The week-long Rongali Bihu, the first after Sarbananda Sonowal formed a coalition government led by BJP, began on Friday.

The Twitter world was bombarded with festive wishes as soon as the day dawned. A few Bihu-specific tweets in between triggered a discussion on the degree of sacredness attached to the cow in the Northeast.

Raju Das who describes self as a corporate dropout, tweeted:

Some were, however, quick to point out that cattle – the backbone of a largely agrarian society – in rural areas are pampered on Goru (cow) Bihu, not revered.

“Cows and bulls are given a bath and new pogha (rope) and fed with special meal and their gohalis (sheds) are cleaned on Goru Bihu, not worshiped,” replied vocalist Queen Hazarika.

Another tweet by @Oushinar said: “Well, I don’t think that they are worshipped in Cow Bihu. They are in some sense ‘honoured’.”

Others insisted Bohag Bihu is all about merriment. It is the feistiest of three Bihus throughout the Assamese year, the others being the mid-January Bhogali or Magh Bihu and Kati or Kongali Bihu in October.

Bohag, Baisakh elsewhere, refers to the first month of the Assamese calendar year. But the Bihu begins from the last day of Chaitra month dedicated to upkeep of livestock and a cattle show.

Read | Vishu, Puthandu, Poila Boishakh: Here’s what makes India’s harvest festival special

In villages or semi-urban areas, people bring their cattle to a water body, bathe and massage them with a combination of oil, paste of pulses and turmeric.
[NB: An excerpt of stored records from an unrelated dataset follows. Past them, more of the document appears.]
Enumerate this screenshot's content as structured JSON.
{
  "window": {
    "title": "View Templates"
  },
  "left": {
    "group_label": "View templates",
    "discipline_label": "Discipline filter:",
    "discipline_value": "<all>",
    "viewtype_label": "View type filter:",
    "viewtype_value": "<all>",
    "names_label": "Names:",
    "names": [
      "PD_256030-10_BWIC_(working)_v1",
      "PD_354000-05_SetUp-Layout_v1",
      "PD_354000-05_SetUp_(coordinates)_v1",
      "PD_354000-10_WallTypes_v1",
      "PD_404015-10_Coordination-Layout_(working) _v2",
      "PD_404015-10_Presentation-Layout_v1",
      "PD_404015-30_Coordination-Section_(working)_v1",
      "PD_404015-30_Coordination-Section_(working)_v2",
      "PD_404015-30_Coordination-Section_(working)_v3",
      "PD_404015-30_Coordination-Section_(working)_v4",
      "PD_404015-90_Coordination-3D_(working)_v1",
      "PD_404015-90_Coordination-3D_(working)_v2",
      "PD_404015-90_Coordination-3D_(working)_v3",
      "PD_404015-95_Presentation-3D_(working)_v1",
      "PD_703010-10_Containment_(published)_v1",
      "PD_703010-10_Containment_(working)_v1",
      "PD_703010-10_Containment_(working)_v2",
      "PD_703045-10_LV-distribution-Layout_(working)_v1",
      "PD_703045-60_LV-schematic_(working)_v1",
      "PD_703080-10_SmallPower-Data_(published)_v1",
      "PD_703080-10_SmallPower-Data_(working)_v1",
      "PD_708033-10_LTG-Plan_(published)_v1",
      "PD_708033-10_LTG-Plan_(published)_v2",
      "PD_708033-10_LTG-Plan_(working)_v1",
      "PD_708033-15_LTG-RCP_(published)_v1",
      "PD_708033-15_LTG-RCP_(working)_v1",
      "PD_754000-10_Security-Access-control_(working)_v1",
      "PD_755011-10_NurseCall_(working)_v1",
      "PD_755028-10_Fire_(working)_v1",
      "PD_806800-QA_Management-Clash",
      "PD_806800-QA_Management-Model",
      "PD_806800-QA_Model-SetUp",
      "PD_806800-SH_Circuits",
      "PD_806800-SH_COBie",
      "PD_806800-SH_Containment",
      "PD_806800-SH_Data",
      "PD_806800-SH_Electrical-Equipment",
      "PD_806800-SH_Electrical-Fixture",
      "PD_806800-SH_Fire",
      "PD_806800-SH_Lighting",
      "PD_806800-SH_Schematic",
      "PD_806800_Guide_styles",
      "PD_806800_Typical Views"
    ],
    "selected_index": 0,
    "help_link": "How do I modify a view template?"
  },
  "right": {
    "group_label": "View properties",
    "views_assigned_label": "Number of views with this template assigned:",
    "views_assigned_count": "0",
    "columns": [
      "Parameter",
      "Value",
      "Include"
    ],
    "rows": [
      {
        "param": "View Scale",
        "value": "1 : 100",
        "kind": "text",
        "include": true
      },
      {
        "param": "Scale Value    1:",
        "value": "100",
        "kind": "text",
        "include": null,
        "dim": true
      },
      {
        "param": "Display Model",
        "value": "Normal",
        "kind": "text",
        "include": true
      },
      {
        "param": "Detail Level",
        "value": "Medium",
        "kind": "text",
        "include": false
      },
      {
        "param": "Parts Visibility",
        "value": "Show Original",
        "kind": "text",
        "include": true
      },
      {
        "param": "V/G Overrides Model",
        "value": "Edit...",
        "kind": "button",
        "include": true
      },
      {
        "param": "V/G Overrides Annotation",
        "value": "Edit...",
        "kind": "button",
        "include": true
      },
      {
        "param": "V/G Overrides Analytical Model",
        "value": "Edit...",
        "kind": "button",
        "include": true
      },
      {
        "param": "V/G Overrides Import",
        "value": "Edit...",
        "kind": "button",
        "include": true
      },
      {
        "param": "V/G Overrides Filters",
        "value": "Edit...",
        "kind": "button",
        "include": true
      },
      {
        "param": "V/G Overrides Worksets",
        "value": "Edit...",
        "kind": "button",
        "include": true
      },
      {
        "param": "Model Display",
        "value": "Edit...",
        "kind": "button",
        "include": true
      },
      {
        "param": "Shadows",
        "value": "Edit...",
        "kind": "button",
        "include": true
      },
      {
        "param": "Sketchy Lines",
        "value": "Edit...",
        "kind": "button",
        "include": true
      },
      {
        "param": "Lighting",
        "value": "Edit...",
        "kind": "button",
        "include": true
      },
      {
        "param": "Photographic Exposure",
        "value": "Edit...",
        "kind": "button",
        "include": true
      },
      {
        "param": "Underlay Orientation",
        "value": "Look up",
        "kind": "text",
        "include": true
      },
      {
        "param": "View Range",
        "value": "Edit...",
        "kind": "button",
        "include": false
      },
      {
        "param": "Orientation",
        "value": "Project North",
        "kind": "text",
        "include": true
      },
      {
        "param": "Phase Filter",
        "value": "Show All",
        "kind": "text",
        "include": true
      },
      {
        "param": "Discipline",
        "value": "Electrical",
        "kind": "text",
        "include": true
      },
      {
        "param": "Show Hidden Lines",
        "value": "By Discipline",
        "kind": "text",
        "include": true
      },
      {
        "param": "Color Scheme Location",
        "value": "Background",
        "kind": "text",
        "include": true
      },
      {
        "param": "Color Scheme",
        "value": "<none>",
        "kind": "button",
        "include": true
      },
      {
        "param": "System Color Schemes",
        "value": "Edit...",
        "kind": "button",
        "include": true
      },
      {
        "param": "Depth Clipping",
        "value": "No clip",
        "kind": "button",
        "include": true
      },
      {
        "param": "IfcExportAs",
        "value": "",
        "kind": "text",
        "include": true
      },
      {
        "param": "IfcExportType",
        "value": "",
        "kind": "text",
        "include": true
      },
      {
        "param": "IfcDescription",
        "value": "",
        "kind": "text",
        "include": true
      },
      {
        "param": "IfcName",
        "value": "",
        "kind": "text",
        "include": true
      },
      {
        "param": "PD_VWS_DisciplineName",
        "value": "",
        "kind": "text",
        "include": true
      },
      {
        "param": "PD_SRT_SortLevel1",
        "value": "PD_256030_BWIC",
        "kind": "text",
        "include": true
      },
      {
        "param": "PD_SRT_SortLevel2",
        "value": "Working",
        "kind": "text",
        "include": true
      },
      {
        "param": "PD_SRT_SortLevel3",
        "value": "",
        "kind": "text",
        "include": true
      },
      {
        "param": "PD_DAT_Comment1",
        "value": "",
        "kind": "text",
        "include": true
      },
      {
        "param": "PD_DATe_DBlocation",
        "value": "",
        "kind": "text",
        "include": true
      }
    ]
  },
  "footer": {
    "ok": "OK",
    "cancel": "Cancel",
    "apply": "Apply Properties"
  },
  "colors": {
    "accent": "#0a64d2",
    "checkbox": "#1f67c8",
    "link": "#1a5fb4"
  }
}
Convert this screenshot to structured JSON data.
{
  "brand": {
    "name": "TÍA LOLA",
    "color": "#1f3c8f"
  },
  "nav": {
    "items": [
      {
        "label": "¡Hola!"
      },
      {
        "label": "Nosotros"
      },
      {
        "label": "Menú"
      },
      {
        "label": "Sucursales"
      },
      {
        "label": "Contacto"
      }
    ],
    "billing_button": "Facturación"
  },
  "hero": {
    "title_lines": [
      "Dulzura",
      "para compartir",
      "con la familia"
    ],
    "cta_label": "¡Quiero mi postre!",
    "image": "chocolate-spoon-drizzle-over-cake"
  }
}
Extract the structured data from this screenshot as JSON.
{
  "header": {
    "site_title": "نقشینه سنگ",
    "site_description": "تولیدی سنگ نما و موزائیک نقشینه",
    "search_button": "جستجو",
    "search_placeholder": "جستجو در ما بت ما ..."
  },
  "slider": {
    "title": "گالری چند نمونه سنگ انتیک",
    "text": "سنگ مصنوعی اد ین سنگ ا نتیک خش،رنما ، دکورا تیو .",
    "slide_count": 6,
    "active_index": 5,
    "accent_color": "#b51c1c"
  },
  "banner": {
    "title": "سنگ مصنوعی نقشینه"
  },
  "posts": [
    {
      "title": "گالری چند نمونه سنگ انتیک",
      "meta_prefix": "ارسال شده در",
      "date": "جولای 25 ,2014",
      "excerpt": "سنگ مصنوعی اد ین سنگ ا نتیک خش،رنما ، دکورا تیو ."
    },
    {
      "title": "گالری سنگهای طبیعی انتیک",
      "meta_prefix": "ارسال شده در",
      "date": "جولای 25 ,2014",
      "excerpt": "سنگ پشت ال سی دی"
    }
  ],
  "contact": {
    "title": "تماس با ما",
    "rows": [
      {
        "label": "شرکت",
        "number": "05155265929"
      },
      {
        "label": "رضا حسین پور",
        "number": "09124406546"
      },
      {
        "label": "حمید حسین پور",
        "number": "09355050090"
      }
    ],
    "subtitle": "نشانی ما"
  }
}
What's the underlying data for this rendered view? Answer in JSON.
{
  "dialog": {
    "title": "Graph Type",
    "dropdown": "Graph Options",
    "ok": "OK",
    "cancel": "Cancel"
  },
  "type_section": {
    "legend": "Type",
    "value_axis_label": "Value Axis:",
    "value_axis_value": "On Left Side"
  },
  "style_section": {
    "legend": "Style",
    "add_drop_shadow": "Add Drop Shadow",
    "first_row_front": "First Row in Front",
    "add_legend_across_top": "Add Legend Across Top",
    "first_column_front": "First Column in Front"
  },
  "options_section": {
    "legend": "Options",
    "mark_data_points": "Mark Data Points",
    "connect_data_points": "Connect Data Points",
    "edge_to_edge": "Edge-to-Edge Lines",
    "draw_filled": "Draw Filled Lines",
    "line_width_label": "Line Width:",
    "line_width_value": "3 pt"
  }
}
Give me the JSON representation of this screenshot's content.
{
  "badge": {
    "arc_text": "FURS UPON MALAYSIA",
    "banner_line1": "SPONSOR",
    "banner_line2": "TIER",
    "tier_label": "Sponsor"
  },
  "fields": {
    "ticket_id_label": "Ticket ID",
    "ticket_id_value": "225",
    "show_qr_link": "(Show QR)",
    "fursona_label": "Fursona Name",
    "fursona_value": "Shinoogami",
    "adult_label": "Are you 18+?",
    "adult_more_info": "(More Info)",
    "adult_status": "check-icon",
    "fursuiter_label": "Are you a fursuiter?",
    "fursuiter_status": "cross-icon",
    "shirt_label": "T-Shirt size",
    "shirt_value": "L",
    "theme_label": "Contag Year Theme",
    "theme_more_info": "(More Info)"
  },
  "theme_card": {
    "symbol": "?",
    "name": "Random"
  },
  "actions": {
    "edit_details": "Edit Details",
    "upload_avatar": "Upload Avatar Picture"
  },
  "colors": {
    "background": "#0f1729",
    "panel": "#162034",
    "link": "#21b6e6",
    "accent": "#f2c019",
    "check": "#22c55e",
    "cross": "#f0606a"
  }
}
The cattle are also whipped lightly with two shrubs locally called dighloti and makhioti, and fed specific vegetables.

“The demand for such vegetables was so high because of Goru Bihu that a gourd sold for R150 apiece instead of the normal Rs 25-30 while eggplants commanded up to Rs 250 a kilo,” Ratan Dey, a vegetable retailer in Guwahati’s Silpukhuri area, said.

The solemnity of Cow Bihu contrasts sharply with the exuberance of the remaining days of the festival marked by singing and dancing to the beats of dhol (drum), pepa (buffalo horn pipe), gogona (bamboo harp) and cymbals.

Artists performing Bihu dance during Assam’s spring festival. (HT Photo)

On Friday, the All Guwahati Students’ Union organised the now ritualistic community Bihu in which people from diverse communities and celebrities participated. The students’ body also felicitated a number of personalities on the occasion.

Assam governor BL Purohit and chief minister Sarbananda Sonowal extended Bihu greetings. “Let this Bihu be a harbinger of a new dawn of warm and harmonious relationship and peace, prosperity and progress in the State,” the governor said in a customary message.

Sonowal wished that the festival would bring lasting peace and prosperity and strengthen mutual bonding among people.

Unlike the Hindi Heartland, Assam is not obsessive about cattle. But on April 6, three people – a minor among them – were arrested in Jorhat town after locals complained that they displayed beef in the marketplace.

First Published: Apr 14, 2017 19:57 IST